Les Troyens, Royal Opera, Covent Garden, June 2012Posted on 26 June 2012
As the Euro crisis deepens, it is salutary to see Cassandra on stage — her foresight ever accurate but never believed.
In the first part of this grand opera, Cassandra is the main character, superbly sung and acted by Anna Caterina Antonacci. It all starts with the chorus happily expressing their joy that the Greeks have been routed, but then Cassandra appears and the music abruptly changes mood. Les Grecs ont disparu! … but what dread plan lies behind their departure she asks. The first part leads up to the destruction of Troy, and is the perfect start to this great tale — pity Berlioz never lived to see it performed! A complete five-act production was first seen in Karlsruhe in 1890, 21 years after his death, but even then it was spread over two nights. Yet the whole thing takes a mere five and a half hours, including two half-hour intervals. Productions are rare, but it’s not the length alone — we’re used to that with Wagner — the trouble is you need a quiver full of first rate singers, including two brilliant performers in the mezzo roles of Cassandra and Dido, a Trojan horse, a ship, two walled cities, open countryside … oh, and two dance interludes.
Fortunately, David McVicar has overcome all difficulties in this new co-production with the Vienna State Opera, La Scala, and San Francisco Opera.
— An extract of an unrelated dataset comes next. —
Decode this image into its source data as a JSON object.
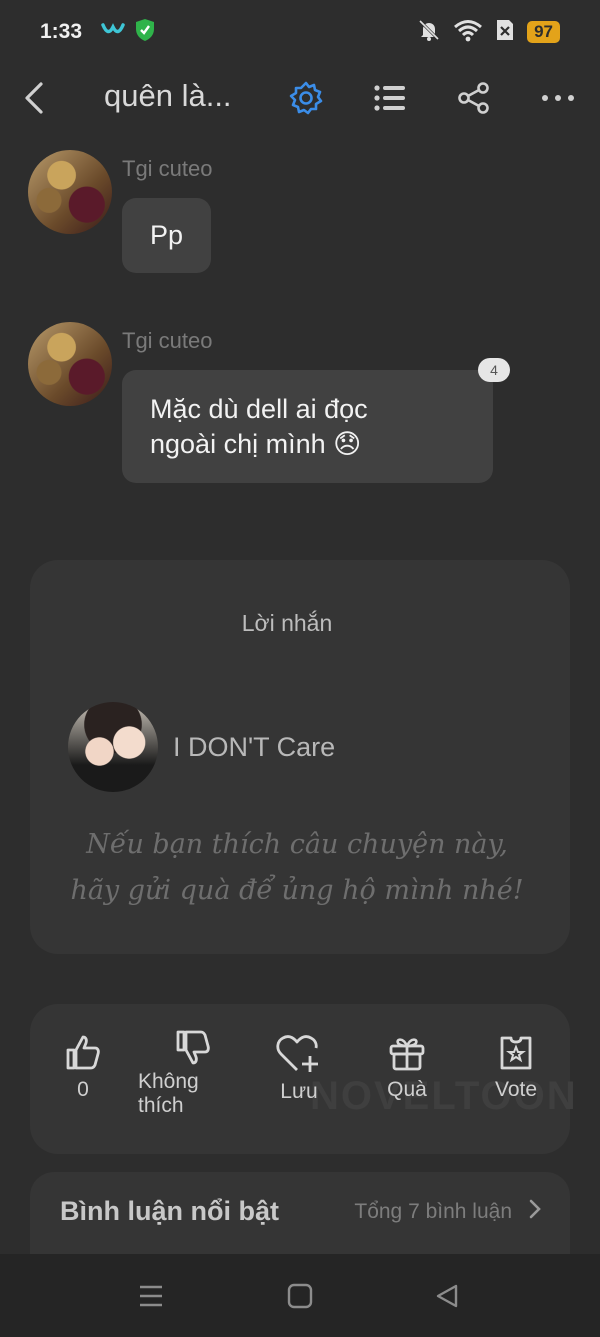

He places the action in an undetermined time that could easily be seventeenth/ eighteenth century, which is not a problem. After all, scholarly opinion and tradition places the Trojan War about 1200 BC, Dido in the late ninth century, the founding of Rome in the mid-eighth century BC, and Troy had not yet been discovered when Berlioz wrote his opera. Costumes by Moritz Junge are wonderful, sets by Es Devlin (who is also designing the Olympic closing ceremony) are super, and lighting by Wolfgang Göbbel is magical. For instance in Act IV when Dido and Aeneas fully express their love, the model city that was on the ground turns upside down and suffused with a violet glow, its buildings twinkle with light as if it were the starry sky. The model city was a clever idea, and at the start of the second half when the Carthaginians sing with happy grace to their queen Dido, I almost expected her to respond Euch macht ihr’s leicht (Hans Sachs) … just kidding, but Moritz Junge’s costumes for this act reminded me of the final scene in Meistersinger, where Covent Garden’s staging includes model houses. Here, Dido tells us it is just seven years since she left Tyre to escape the murderer of her husband, and with the myth and history so well explained in Berlioz’s own libretto, this opera is Wagnerian in conception.
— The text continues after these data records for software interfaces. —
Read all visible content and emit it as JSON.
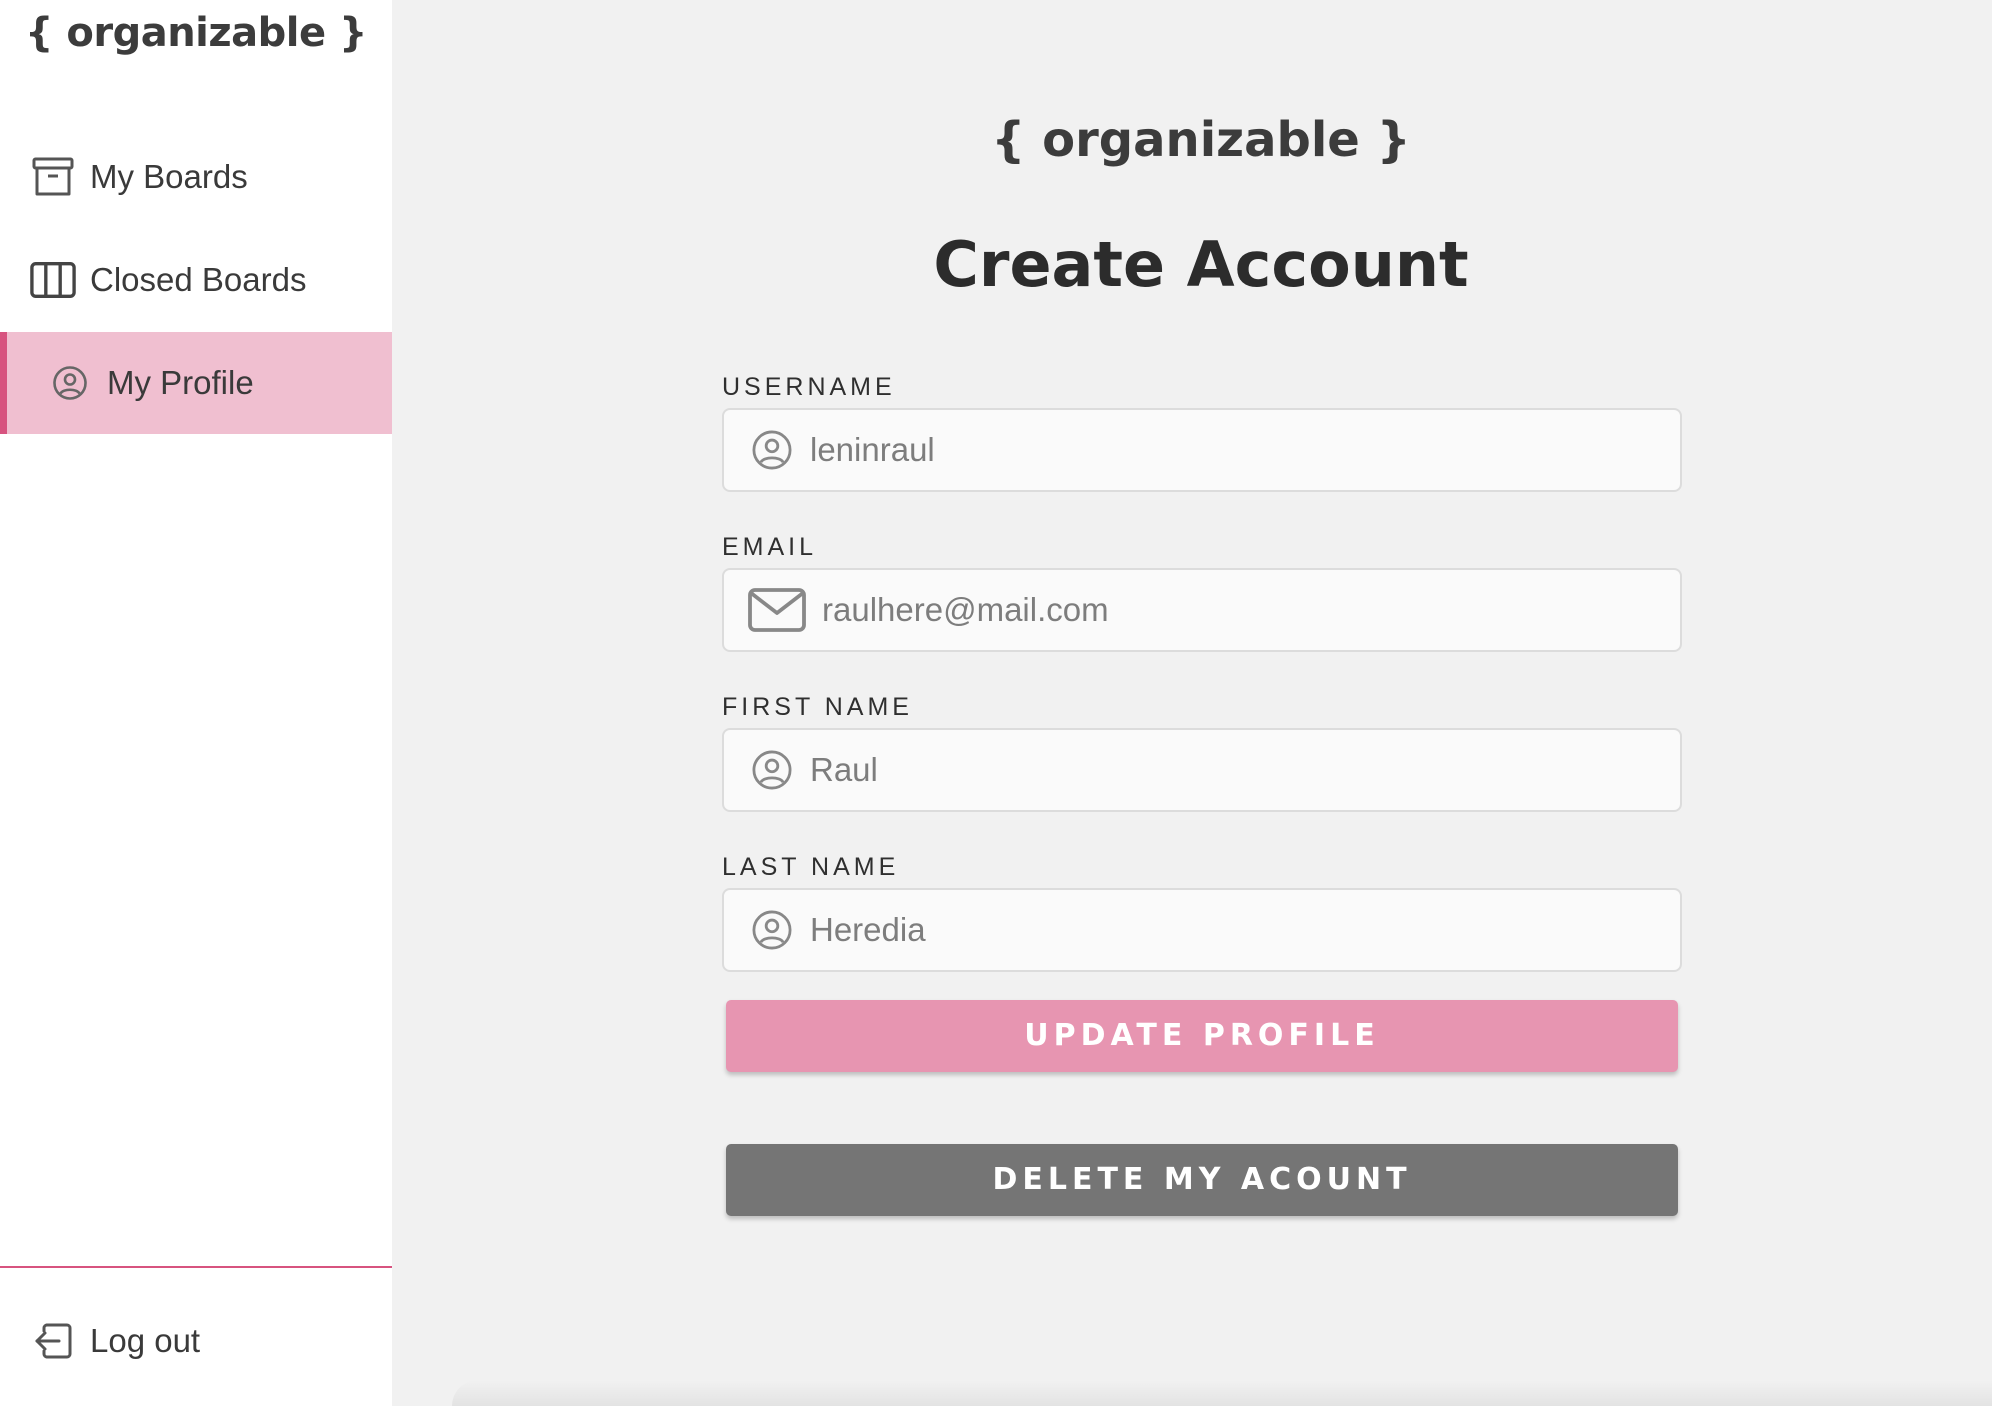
{
  "sidebar": {
    "brand": "{ organizable }",
    "items": [
      {
        "label": "My Boards",
        "icon": "archive-box-icon"
      },
      {
        "label": "Closed Boards",
        "icon": "columns-icon"
      },
      {
        "label": "My Profile",
        "icon": "user-circle-icon",
        "active": true
      }
    ],
    "logout": {
      "label": "Log out",
      "icon": "logout-icon"
    }
  },
  "main": {
    "brand": "{ organizable }",
    "title": "Create Account",
    "fields": [
      {
        "label": "USERNAME",
        "value": "leninraul",
        "icon": "user-circle-icon"
      },
      {
        "label": "EMAIL",
        "value": "raulhere@mail.com",
        "icon": "envelope-icon"
      },
      {
        "label": "FIRST NAME",
        "value": "Raul",
        "icon": "user-circle-icon"
      },
      {
        "label": "LAST NAME",
        "value": "Heredia",
        "icon": "user-circle-icon"
      }
    ],
    "update_button": "UPDATE PROFILE",
    "delete_button": "DELETE MY ACOUNT"
  },
  "colors": {
    "accent": "#d7537f",
    "active_bg": "#f0bfd0",
    "update_button": "#e795b1",
    "delete_button": "#757575",
    "page_bg": "#f1f1f1"
  }
}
The singing was terrific. Eva-Maria Westbroek was a gentle yet powerful Dido, Bryan Hymel gave a remarkable performance as Aeneas, and their rapturous duet in Act IV came over beautifully, enhanced by lovely changes of lighting. Hanna Hipp sang with great feeling as Dido’s sister Anna, and Brindley Sherratt was a striking vocal presence as her chief minister Narbal. Fabio Capitanucci came over strongly as Cassandra’s fiancé Coroebus, and Barbara Senator was entirely convincing as Aeneas’ son Ascanius. Excellent performances in all the solo roles, not just vocally but in terms of movement and stage presence. For example, Pamela Helen Stephen had huge presence as queen Hecuba of Troy, and Jihoon Kim was very effective as the ghost of Hector.
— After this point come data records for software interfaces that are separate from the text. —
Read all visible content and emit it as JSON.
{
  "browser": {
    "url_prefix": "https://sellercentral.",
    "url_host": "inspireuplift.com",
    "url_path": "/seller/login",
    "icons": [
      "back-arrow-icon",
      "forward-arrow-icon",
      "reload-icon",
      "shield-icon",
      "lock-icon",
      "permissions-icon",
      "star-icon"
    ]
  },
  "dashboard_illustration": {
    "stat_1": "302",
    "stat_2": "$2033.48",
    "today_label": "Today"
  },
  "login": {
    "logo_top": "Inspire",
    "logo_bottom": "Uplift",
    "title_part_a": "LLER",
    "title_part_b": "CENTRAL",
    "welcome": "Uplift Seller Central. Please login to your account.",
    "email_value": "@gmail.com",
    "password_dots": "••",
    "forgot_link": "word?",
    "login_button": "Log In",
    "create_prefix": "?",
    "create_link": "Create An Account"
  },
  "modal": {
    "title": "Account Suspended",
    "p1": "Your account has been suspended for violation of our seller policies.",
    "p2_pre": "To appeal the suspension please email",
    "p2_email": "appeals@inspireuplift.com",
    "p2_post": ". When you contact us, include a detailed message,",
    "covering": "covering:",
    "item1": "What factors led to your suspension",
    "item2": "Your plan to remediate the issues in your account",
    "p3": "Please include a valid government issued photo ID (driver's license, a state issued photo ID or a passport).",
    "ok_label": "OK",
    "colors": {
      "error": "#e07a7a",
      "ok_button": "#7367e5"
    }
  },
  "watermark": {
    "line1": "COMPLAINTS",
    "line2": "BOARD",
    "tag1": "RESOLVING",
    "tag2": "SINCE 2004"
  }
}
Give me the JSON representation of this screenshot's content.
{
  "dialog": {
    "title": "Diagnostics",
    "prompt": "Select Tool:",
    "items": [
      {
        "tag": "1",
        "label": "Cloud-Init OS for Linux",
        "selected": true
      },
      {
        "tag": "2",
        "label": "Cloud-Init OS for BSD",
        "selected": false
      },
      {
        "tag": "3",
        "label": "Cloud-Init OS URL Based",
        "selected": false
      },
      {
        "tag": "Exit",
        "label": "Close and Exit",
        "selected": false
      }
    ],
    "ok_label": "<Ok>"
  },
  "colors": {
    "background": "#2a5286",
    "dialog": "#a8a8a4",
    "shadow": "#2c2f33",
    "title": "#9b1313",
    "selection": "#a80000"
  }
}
This massive team effort, with its magnificent chorus, was held together with consummate skill by Antonio Pappano in the orchestra pit, and as he said in a recent interview, this is just the sort of project the Royal Opera House should be undertaking. Quite right, and though there were some boos for the production team at the end, I didn’t understand why — it was a remarkable achievement. The Trojan horse’s head from the end of the first part was matched by a similar human torso and head at the end, which I took to indicate future battles between Carthage and Rome, brought on by Dido’s ritual curse of Aeneas and his descendents, and her foreknowledge of the mighty Hannibal.
McVicar’s production somehow manages to make sense of a world we have lost, where ghosts urge people on to great deeds, and gods issue commands. Perhaps some of our political leaders today would love to justify their actions as heeding urges of ghosts or gods, but in this remarkable story that’s what happens, and the production brings it to life. The Royal Opera have needed to score a goal, and they’ve got one here — it’s a beauty.
The performance on 5th July will be streamed live on The Space, available at thespace.org, or by viewing on TV (Freeview HD channel 117). It will also be broadcast live on French television — information at www.mezzo.tv .
Performances at the Royal Opera House continue until July 11 — for details click here.